And so, the whole situation put me in mind to instruct her correctly on counted cross stitch techniques, and to show her the vast world of patterns and materials available so that she would not be left with a bad taste in her mouth over the experience. We started looking at samplers and so forth, and she got more and more interested in historical samplers and recreations. Eventually, we fell across a Long Dog sampler that she tought would be “really fun” to work. It is called “Angel Pavement,” and it looks like this:
She liked all the little squares with different designs in them, the variety of motifs, and the colors.
Having piqued her interest in this type of design, even though it is a bit of a daunting undertaking for a beginner, I asked her if she wanted to work it. She was darned eager. I suggested that we both work through the sampler at the same time, to keep each other on track. She agreed enthusiastically, so I ordered the sampler charts, linen (28 count Cashel from Zweigart), and the threads (regular DMC – silk would be too expensive for something this large, and, to tell you the truth, I can’t bring myself to use silk on counted cross stitch…)
We began by gridding out our fabric. With any counted cross stitch design, it is always desirable to at least mark the center of your fabric so that the design lines up properly in relation to the center point. In more complex designs, it is a good idea – and saves a lot of time and frustration later on – to mark off even intervals on the fabric as well. So we worked lines of running stitches over every ten threads on the fabric, to give us a graph on the fabric that would make referencing the chart a lot easier.
Often, 28-count linen is worked over two threads, but we’re working over one, which will make the design small, but which also reduces a bit the “pixelized” look of counted cross stitch. The little individual squares are less than an inch square, which is small. However, their size doesn’t really reduce the time it takes to work each square. The stitching is small and… well…. monotonous. Cross stitch. What can I say?
This is about as far as we’ve both gotten. But don’t think this was only a few minutes of stitching! There are 729 of those tiny X’s in each of those squares. It does take time!
We mounted our fabric on Evertite frames, and are using magnets to hold the part of the chart onto the fabric next to our stitching. To make the stitching go as quickly as possible, I use two hands – one above the work and one below.

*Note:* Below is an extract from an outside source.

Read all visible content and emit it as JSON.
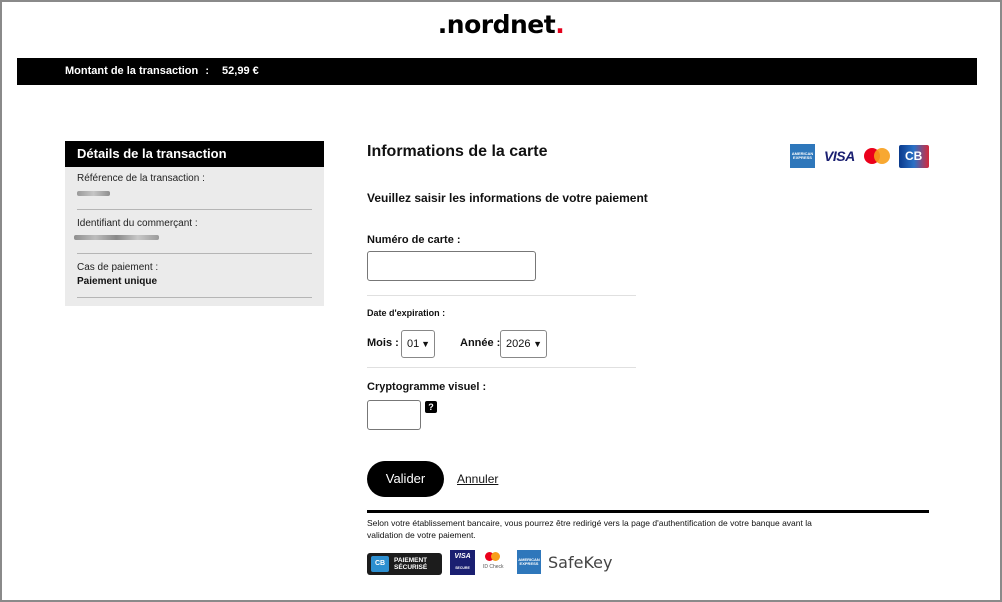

Unfortunately, to be able to mount both samplers on frames, I had to dismantle my whitework project! Ugh! I gave up whitework for counted cross stitch? It almost seems sacrilegious! (Kidding, kidding!) But, I have another project I must start (a commissioned ecclesiastical piece), so I wouldn’t be able to devote time to the whitework right now, anyway.
So that’s what I’m up to! Don’t worry – Needle ‘n Thread is not changing into a counted cross stitch website! Aaaaack! But to be fair, counted thread techniques are certainly legitimate forms of needlework, and there are some aspects about this project that I really do like. I like working with colors, for example, and this project has plenty of color in it! And I like to see things develop. And I like the fact that it’s giving my niece something to work on with enthusiasm.
There you have it, then! Any comments? Do you think I’m totally nuts?
I’m beginning to wonder, personally….